EXERCISE PROMPT: Below are the records; copy each line in which "profile" occurs.

____

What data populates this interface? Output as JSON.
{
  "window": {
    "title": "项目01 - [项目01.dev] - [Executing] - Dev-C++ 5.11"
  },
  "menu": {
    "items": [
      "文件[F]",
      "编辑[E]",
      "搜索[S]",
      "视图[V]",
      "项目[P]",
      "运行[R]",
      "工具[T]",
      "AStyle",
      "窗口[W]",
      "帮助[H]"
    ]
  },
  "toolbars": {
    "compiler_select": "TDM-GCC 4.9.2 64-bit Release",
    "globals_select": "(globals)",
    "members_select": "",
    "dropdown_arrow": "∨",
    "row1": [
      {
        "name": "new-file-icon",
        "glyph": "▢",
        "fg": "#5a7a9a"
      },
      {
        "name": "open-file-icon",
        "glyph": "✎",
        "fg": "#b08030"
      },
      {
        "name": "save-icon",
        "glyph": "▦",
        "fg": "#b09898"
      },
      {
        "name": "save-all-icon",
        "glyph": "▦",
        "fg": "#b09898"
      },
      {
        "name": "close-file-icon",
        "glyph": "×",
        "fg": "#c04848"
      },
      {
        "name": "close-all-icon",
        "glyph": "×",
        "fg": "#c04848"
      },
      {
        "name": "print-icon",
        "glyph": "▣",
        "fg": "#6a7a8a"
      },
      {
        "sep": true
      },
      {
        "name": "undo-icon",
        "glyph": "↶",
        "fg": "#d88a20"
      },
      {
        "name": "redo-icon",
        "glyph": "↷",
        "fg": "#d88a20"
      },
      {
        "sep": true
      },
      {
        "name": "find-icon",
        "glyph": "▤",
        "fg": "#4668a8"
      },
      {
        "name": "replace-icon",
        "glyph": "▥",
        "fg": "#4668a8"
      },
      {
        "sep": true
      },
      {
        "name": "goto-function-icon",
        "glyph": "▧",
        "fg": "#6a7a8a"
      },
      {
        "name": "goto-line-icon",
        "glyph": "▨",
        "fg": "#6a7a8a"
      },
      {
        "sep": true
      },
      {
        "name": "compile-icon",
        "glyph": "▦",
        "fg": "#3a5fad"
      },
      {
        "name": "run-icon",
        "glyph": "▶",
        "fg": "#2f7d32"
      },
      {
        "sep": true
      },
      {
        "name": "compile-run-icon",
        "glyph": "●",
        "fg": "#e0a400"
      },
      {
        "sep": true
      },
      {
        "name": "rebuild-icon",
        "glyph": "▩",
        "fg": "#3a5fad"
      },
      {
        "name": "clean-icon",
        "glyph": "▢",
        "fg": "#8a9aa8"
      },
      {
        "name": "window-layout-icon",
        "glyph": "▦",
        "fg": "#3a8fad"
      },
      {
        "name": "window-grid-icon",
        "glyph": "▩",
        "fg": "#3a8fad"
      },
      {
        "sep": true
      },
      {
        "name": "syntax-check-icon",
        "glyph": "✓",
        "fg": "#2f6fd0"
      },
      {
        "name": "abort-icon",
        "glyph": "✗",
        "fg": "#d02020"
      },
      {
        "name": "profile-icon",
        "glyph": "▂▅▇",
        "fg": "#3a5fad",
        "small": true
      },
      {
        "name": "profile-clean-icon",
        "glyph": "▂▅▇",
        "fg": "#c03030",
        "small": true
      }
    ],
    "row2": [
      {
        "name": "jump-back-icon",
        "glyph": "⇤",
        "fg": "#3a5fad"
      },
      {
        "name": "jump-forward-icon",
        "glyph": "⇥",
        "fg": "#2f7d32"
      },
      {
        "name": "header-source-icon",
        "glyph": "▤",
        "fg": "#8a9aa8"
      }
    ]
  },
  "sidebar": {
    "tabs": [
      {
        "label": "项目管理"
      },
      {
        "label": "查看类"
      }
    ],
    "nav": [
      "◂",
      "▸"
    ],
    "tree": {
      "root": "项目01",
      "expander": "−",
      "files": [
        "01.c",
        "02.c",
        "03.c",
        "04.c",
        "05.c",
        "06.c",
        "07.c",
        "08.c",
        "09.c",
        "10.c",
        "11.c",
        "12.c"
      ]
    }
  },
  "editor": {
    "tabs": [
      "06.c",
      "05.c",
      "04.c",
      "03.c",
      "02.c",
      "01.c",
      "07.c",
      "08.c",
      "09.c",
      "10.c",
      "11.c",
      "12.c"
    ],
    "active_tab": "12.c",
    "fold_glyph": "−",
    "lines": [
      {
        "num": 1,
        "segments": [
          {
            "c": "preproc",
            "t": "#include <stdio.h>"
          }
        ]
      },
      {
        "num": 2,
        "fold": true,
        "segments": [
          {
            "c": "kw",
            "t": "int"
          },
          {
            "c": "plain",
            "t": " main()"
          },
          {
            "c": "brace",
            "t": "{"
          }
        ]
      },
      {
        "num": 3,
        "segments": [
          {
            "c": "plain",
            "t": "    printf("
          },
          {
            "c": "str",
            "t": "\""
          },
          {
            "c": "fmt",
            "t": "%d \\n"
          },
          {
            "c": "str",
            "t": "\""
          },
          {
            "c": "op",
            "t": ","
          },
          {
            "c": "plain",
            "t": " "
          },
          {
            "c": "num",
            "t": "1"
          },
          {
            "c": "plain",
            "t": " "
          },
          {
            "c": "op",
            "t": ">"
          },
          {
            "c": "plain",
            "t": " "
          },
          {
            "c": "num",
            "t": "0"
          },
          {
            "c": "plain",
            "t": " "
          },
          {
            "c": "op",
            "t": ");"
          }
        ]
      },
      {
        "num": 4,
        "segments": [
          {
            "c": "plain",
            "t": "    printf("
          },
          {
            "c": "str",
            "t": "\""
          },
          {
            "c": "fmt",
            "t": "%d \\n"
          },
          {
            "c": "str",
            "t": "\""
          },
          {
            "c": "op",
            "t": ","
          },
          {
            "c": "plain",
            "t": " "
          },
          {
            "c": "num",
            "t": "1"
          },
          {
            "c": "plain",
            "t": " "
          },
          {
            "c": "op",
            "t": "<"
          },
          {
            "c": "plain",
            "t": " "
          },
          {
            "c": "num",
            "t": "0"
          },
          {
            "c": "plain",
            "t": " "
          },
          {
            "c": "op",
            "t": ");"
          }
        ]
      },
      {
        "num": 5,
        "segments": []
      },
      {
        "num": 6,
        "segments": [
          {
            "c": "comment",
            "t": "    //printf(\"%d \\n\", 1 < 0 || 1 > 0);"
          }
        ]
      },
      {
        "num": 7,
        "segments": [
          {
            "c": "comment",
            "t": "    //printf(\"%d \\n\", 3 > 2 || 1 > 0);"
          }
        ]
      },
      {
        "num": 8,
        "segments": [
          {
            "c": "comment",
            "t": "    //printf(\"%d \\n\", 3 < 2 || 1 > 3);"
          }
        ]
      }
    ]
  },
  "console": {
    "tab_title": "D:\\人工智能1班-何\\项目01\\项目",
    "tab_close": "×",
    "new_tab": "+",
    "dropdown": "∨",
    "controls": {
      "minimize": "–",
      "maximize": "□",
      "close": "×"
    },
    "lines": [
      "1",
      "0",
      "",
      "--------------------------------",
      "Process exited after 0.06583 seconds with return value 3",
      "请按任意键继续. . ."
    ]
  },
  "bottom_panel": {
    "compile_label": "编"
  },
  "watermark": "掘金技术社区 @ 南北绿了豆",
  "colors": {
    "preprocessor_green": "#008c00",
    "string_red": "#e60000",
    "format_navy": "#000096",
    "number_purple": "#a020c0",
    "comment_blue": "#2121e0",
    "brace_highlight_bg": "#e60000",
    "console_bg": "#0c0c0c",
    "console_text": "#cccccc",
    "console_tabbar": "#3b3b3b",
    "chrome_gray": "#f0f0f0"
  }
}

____

EXERCISE RESULT:
        "name": "profile-icon",
        "name": "profile-clean-icon",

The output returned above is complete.